We also talked about the concentration camps, which my sister said she had never really been interested in seeing. We talked about the fatigue that is a side-effect of so much study of so much tragedy. There is a point at which you simply can’t take in any more and you stop. I was glued to Holocaust books as a kid and even into college. I haven’t read one since.

But I am and have always been interested in seeing the concentration camps. I’ve always thought of it as an act of defiance. An act of standing my ground and proclaiming my existence. You didn’t want me here. But here I am.

Reconciliation
A conversation with a friend about a month later, however, prompted me to rethink the whole thing. Going over both conversations in my head while out for a run brought a new realization to light and prompted me to write this post. It seems that the way I’ve been thinking about everything above is misaligned with my firm belief in the necessity of peace. I went through a transition with my thinking on peace last year, specifically when I revisited all of my ideas about Israel. It seems that I’ve taken a step back (or perhaps sideways, if I’m being generous to myself) and I would like to correct it.

This is began to understand on my run:

For as long as I can remember, I thought I’d visit the concentration camps with an attitude of victory. We won, you lost. And I’d never really thought past that. But in this scenario, there’s still an “us”, still a “them”. There’s still the misunderstanding and fear that lead to hatred, the result of which is all too apparent far too often.

But now I think that attitude actually misses the entire point. The camps have been preserved to bear witness, to provide evidence, to serve as a constant reminder of what happens when we separate ourselves, invent distinctions between groups, and cut one another off. The camps are a monument and a memorial. They are where the ghosts of the past urge us to do better, to be better. They are not about winning or losing.

So, it is quite another thing for me to visit the concentration camps the way I have visited the beaches at Normandy or killing fields of Cambodia. Visiting the camps in this light means mourning, paying respects to those whose lives were lost too soon.

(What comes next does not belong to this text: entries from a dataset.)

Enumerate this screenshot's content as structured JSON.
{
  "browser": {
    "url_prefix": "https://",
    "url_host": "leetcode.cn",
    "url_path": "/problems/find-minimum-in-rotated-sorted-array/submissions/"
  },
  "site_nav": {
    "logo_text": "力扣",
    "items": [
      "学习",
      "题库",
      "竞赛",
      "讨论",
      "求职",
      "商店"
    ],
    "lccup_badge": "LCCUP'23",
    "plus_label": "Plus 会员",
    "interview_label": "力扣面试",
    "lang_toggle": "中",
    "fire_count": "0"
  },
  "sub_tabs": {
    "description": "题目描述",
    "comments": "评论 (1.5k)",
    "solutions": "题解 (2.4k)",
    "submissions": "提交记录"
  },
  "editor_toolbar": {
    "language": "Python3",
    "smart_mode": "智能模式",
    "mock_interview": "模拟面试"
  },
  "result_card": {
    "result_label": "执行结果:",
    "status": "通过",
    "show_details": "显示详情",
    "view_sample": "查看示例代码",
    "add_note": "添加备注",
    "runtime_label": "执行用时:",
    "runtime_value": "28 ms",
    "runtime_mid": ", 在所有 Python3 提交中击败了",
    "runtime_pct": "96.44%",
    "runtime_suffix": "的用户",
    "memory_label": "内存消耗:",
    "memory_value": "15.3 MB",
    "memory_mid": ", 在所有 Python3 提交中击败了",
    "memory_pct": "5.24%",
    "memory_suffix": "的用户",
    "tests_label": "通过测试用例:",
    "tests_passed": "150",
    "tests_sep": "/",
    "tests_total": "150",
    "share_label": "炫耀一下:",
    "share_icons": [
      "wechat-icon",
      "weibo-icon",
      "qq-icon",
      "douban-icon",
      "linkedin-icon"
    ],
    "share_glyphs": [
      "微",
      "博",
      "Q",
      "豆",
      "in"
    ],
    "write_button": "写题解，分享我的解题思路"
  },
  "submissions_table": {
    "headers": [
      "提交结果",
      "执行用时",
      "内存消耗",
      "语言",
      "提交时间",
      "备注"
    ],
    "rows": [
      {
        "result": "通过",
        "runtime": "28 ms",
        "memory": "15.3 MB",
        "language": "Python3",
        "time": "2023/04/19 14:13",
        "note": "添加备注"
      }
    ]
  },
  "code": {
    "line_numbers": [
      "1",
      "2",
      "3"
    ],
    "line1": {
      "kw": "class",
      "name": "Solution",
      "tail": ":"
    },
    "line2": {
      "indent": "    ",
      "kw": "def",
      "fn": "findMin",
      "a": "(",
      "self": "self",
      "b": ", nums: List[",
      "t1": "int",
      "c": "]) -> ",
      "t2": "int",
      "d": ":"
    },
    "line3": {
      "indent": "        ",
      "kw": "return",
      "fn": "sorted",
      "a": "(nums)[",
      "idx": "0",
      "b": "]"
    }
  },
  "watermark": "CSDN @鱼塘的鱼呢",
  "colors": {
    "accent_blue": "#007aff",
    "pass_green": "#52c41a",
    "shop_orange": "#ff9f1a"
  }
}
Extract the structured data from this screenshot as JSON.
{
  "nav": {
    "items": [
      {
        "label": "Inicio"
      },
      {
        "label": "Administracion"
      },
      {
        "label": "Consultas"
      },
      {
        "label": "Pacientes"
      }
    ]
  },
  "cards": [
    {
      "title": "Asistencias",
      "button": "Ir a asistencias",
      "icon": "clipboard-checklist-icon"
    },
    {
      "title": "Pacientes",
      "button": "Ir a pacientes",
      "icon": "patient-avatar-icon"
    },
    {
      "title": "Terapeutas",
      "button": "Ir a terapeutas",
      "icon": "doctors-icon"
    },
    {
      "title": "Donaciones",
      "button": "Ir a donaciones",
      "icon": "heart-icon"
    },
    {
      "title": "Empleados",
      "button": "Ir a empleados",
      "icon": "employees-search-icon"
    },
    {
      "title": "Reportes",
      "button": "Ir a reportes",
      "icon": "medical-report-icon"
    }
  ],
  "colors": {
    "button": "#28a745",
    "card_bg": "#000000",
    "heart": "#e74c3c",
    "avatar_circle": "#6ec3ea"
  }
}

It means being a witness to what happens when we look at life through a lens that compartmentalizes individuals into categories. It means finding the courage, like countless others throughout history, to stand up for what is right in the face of the strongest adversity.

Peace
When I do make that trip to Eastern Europe, I need to make a dedicated effort to deepen my understanding of humanity and the importance of holding all humans together under one umbrella. As a teacher of peace, I cannot approach a conflict without first looking at the humans affected by that conflict. It’s when regular people become the focus of our teaching, our looking back at history, that we can hope to let go of everything that pulled us apart.

That is what peace means.

Peace means looking at the world that we live in and choosing to come together because it’s the only world we have. It means respecting each other’s losses, being happy for each other’s gains, and working for the good of all humanity. It means letting go of what separates us from each other and fighting to maintain what brings us together. It means doing whatever we can so that children the world over can laugh like the children I watched yesterday.

Peace has to come from me. It has to come from you. From all of us. I will do that by letting go of the anger that morphed into defiance that discolored my perception of how to move forward. Peace is not a contest. It’s not a race. There is no winning and there is no losing. Rather, peace is about opening my arms and letting in the world with all of its bruises, scars, rights, and wrongs. It’s about recognizing myself in you and you in me. Peace is about gratitude for having found you there.

This is where peace comes from. This is the way I want to live and the world I’m committed to building.